There are 3 new sets of international recommendations, which include insulin injection technique, insulin infusion technique and safety when administering insulin.

These recommendations regarding injection technique and safety are invaluable for health professionals working with clients using insulin, as they have proven to improve clinical outcomes. These include:

  1. Reduced HbA1c
    1. Reduced long term glycaemic-related microvascular, macrovascular and neurovascular complications
    2. Reduced need for referral to specialist care
  2. Reduced risk of unexplained hypoglycaemia
    1. Lower ambulance costs
    2. Reduced accident and ED admissions
    3. Reduced unplanned hospital admissions
    4. Reduced visits to primary care services
    5. Reduced need for referral to specialist care
  3. Reduced the risk of glycaemic variation
    1. Reduced risk of all the above
  4. Reduced insulin use to improve outcomes
    1. Improved clinical outcomes
    2. Reduced burden on the healthcare system and providers
    3. Lower overall costs
  5. Improved clinician and patient safety
    1. Safer environment
    2. Better outcome for all.

Three key conclusions from FITTER included:

  1. Health professionals are encouraged to suggest that clients change from longer needle lengths (8-12mm ) to 4-5mm needle length. The Injection Technique Questionnaire sent to the 13,264 patients indicated that 30% were now using the 4mm needle. Skin thickness was shown to be the same across the population, while subcutaneous tissue varies from patient to patient. 4-5mm needles must be injected at 90 degrees to avoid intradermal injection. Use of 8-12mm needles increase the risk of intramuscular injection, resulting in faster absorption of insulin and increased risk of hypoglycaemia.
  2. Lipohypertrophy should be actively prevented to avoid negative effects on insulin levels. Lipohypertrophy is the enlargement of the fat cells, and not always noticeable. It can be a complication of poor site rotation and needle reuse. Lipohypertrophy can lower the bioavailability of insulin by 20%, which reflects in clinical variability of blood glucose control and often requires the use of 10% more insulin. Randomised studies support the use of 4-5mm needles in the prevention of lipohypertrophy in association with site rotation.

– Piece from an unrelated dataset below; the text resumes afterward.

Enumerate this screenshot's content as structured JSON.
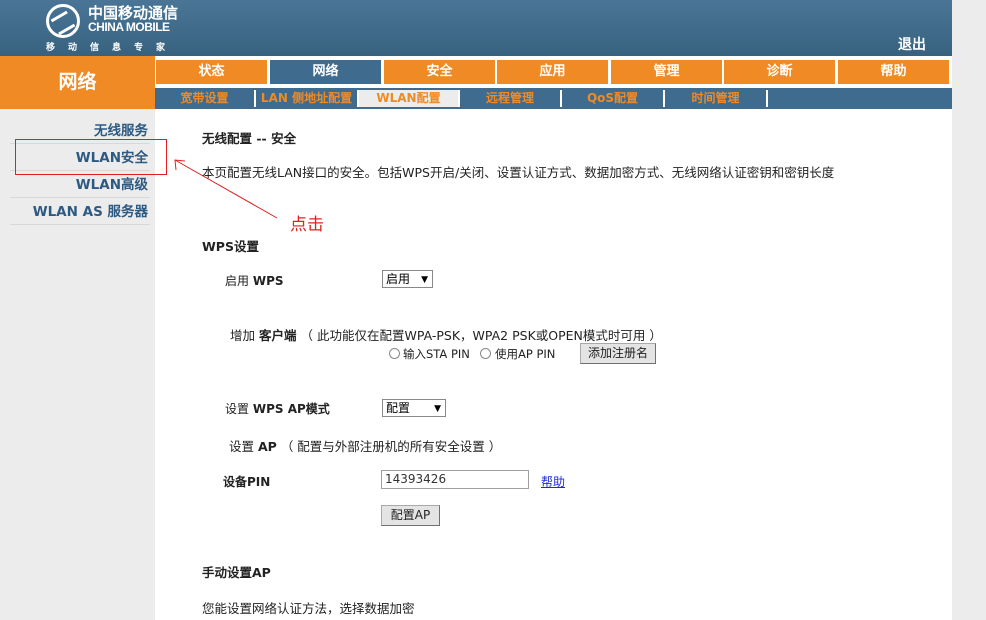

Observation and careful palpation of the injection sites is recommended to assess lipohypertrophy.
Lypohypertrophy, courtesy of Merle Taylor, Black Swan Health Credentialed Diabetes Educator

Lipohypertrophy is clearly evident in the images above, however it is NOT always this visible.

 

 

 

 

 

 

  1. Use a checklist to review the client’s injection technique, storage and disposal of insulin and insulin needles and paraphernalia. A checklist will identify areas that require education and changes to behavior to make insulin therapy optimal and safe. Health professionals should watch the client prepare and administer the injection, taking note of the site used. They can also ask more specific questions of the client, for example “how often do you rotate your sites?” and “what is the size of the area you are using?”. Record the outcomes/findings in the client notes for future review.Consider using this checklist from the Australian Diabetes Educators Association to improve evaluation of patient technique today.

The FITTER guidelines can be found online to guide health professionals through the optimisation of injection therapy. Click here to view the guide or click here to find out more about our range of free programs, led by our team of Credentialed Diabetes Educators, Accredited Practicing Dietitians and more.